== Assignment ==
The answer must be the complete listing, reproduced exactly.

**** Exercise data

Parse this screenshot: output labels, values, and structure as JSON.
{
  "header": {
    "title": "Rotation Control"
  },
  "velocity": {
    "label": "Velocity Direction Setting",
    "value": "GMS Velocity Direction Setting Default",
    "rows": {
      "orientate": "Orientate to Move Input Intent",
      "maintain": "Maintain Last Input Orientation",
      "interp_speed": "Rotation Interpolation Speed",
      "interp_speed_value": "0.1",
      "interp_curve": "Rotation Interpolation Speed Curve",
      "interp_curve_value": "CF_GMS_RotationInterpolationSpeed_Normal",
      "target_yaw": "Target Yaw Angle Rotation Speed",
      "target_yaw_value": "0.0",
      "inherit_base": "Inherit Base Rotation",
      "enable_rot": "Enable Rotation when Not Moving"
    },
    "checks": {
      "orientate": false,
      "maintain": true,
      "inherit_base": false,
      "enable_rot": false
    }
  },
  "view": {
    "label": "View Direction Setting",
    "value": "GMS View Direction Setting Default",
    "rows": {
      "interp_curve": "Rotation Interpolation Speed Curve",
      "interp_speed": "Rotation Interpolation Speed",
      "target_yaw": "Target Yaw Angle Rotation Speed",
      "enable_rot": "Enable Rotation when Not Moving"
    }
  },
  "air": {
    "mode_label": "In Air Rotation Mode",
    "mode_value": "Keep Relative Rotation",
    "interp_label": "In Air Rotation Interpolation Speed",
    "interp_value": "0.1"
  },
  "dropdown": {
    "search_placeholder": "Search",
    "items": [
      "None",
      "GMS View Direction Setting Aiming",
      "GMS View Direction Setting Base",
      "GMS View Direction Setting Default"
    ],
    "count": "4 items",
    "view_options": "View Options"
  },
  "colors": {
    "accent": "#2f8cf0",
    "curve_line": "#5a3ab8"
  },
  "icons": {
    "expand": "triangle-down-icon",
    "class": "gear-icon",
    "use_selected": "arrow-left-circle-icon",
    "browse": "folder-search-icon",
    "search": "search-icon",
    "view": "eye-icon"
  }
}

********

== Written response ==
Parse this screenshot: output labels, values, and structure as JSON.
{
  "header": {
    "title": "Rotation Control"
  },
  "velocity": {
    "label": "Velocity Direction Setting",
    "value": "GMS Velocity Direction Setting Default",
    "rows": {
      "orientate": "Orientate to Move Input Intent",
      "maintain": "Maintain Last Input Orientation",
      "interp_speed": "Rotation Interpolation Speed",
      "interp_speed_value": "0.1",
      "interp_curve": "Rotation Interpolation Speed Curve",
      "interp_curve_value": "CF_GMS_RotationInterpolationSpeed_Normal",
      "target_yaw": "Target Yaw Angle Rotation Speed",
      "target_yaw_value": "0.0",
      "inherit_base": "Inherit Base Rotation",
      "enable_rot": "Enable Rotation when Not Moving"
    },
    "checks": {
      "orientate": false,
      "maintain": true,
      "inherit_base": false,
      "enable_rot": false
    }
  },
  "view": {
    "label": "View Direction Setting",
    "value": "GMS View Direction Setting Default",
    "rows": {
      "interp_curve": "Rotation Interpolation Speed Curve",
      "interp_speed": "Rotation Interpolation Speed",
      "target_yaw": "Target Yaw Angle Rotation Speed",
      "enable_rot": "Enable Rotation when Not Moving"
    }
  },
  "air": {
    "mode_label": "In Air Rotation Mode",
    "mode_value": "Keep Relative Rotation",
    "interp_label": "In Air Rotation Interpolation Speed",
    "interp_value": "0.1"
  },
  "dropdown": {
    "search_placeholder": "Search",
    "items": [
      "None",
      "GMS View Direction Setting Aiming",
      "GMS View Direction Setting Base",
      "GMS View Direction Setting Default"
    ],
    "count": "4 items",
    "view_options": "View Options"
  },
  "colors": {
    "accent": "#2f8cf0",
    "curve_line": "#5a3ab8"
  },
  "icons": {
    "expand": "triangle-down-icon",
    "class": "gear-icon",
    "use_selected": "arrow-left-circle-icon",
    "browse": "folder-search-icon",
    "search": "search-icon",
    "view": "eye-icon"
  }
}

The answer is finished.